The SEC did not suspend Payne, which means he could have played against the Hokies Friday and certainly would have helped UF’s cause considering the issues the Gators had with Virginia Tech’s size. White, though, did what few coaches would do in the NCAA Tournament. He risked winning a game for the sake of teaching a lesson.

Could you imagine Rick Pitino, John Calipari, Bill Self, Will Wade, Sean Miller or some of college basketball’s other cheats and heels doing the same thing?

“It was definitely a teaching moment,” White said afterward. “It was difficult that he couldn’t play, but it was the right thing to do. That’s it. Omar handled it like a champ. He was very remorseful. We all make mistakes. He could have helped us in a lot of ways today, but we were fortunately able to overcome without him.”

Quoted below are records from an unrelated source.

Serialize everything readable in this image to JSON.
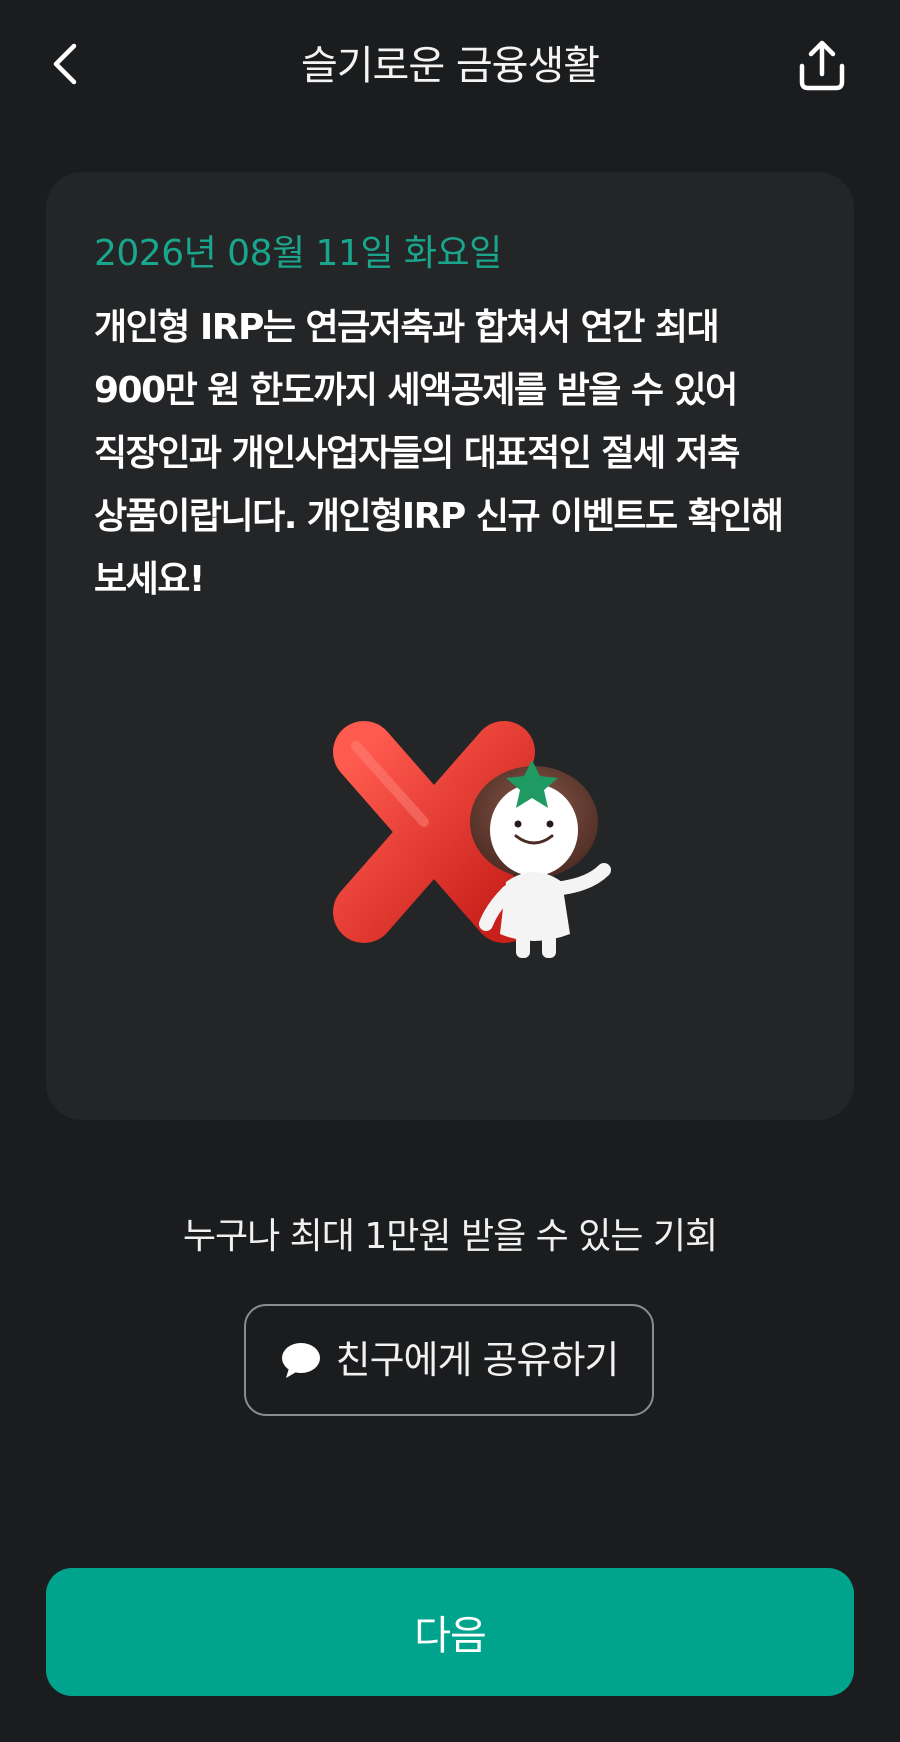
{
  "header": {
    "title": "슬기로운 금융생활",
    "back_icon": "chevron-left-icon",
    "share_icon": "share-upload-icon"
  },
  "card": {
    "date": "2026년 08월 11일 화요일",
    "body": "개인형 IRP는 연금저축과 합쳐서 연간 최대 900만 원 한도까지 세액공제를 받을 수 있어 직장인과 개인사업자들의 대표적인 절세 저축 상품이랍니다. 개인형IRP 신규 이벤트도 확인해 보세요!",
    "illustration": "red-x-with-mascot"
  },
  "promo": {
    "text": "누구나 최대 1만원 받을 수 있는 기회"
  },
  "share_button": {
    "icon": "chat-bubble-icon",
    "label": "친구에게 공유하기"
  },
  "next_button": {
    "label": "다음"
  },
  "colors": {
    "background": "#1b1c1e",
    "card": "#242527",
    "accent": "#00a48c",
    "date_text": "#1aa68c",
    "x_red": "#e8322b"
  }
}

Should we really be surprised?

This team has been overcoming obstacles and navigating adversity for months now.

They endured the sad, surreal sight of their star player — preseason SEC Player of the Year favorite Keyontae Johnson — crumpling to the floor coming out of a timeout against Florida State on Dec. 12. The unconscious Johnson was lifted onto a stretcher and carried to a waiting ambulance as teammates and coaches watched in shock and horror, wondering if their teammate would even survive. The Gators canceled their next four games following Johnson’s collapse and took 15 days off.

Thankfully, Johnson recovered and, although he has not been cleared to play, he was on the bench Friday as he has been for much of the season as a de facto assistant coach. Still — after seeing what happened to their beloved teammate during this pandemic-plagued season — it would have been very easy for Florida’s players to opt-out, give up and check out.

Instead, the Gators bore down and fought their way to a No. 7 seed when more talented teams, such as Duke and Kentucky, folded and couldn’t even make the field. And then on Friday, UF conquered even more misfortune when starting point guard Tyree Appleby was lost midway through the second half after an inadvertent elbow opened a bloody gash on his forehead. They also endured foul trouble, missed free throws and a 10-point deficit in the first half.

As somebody wise once said, the only thing that overcomes hard luck is hard work, and that’s exactly what the Gators displayed on Friday. Especially Colin Castleton, the diligent DeLand kid who transferred from Michigan before the season and scored 19 points, grabbed 14 rebounds and blocked three shots.

“We weren’t losing the game,” Castleton said defiantly afterward. “I mean, that’s just what it comes down to. You’ve got to have a mindset of ‘We’re not losing this game!’ … It just shows who we are as a team and our character. We have gone through a lot of other stuff off the court, and this game today we went through a lot on the court. Fighting through adversity; that’s been the motto that Coach White has been preaching to us all season.”

Hopefully now the vocal minority of idiotic UF fans on social media will get off White’s back. How ironic is it that when White was hired, there were many other coaches whom the armchair ADs in Gator Nation were lobbying for — such as then-Wichita State coach Gregg Marshall, who was fired earlier this season for physically abusing his players and staff.

There were also those who wanted former UF athletics director Jeremy Foley to hire ex-Murray State coach Steve Prohm, who instead ended up at Iowa State and was just fired for going 2-22 and 0-18 in the Big 12.

The most popular candidate, though, was Archie Miller, who was then at Dayton and ended up being hired by Indiana. Four years and no NCAA Tournament appearances later at a storied basketball program like IU, Miller was just fired by the Hoosiers.

Meanwhile, all Mike White does is make the tournament most every season. If you’re scoring at home, the Gators are one of only 11 programs in the country to make the last four NCAA Tournaments and White is 4-0 in NCAA Tournament openers.

Hey, Gator fans, it’s time to celebrate Mike White — a coach who doesn’t just win games.

He teaches lessons.

This column first appeared on Email me at Hit me up on Twitter @BianchiWrites and listen to my Open Mike radio show every weekday from 6 to 9:30 a.m. on FM 96.9, AM 740 and HD 101.1-2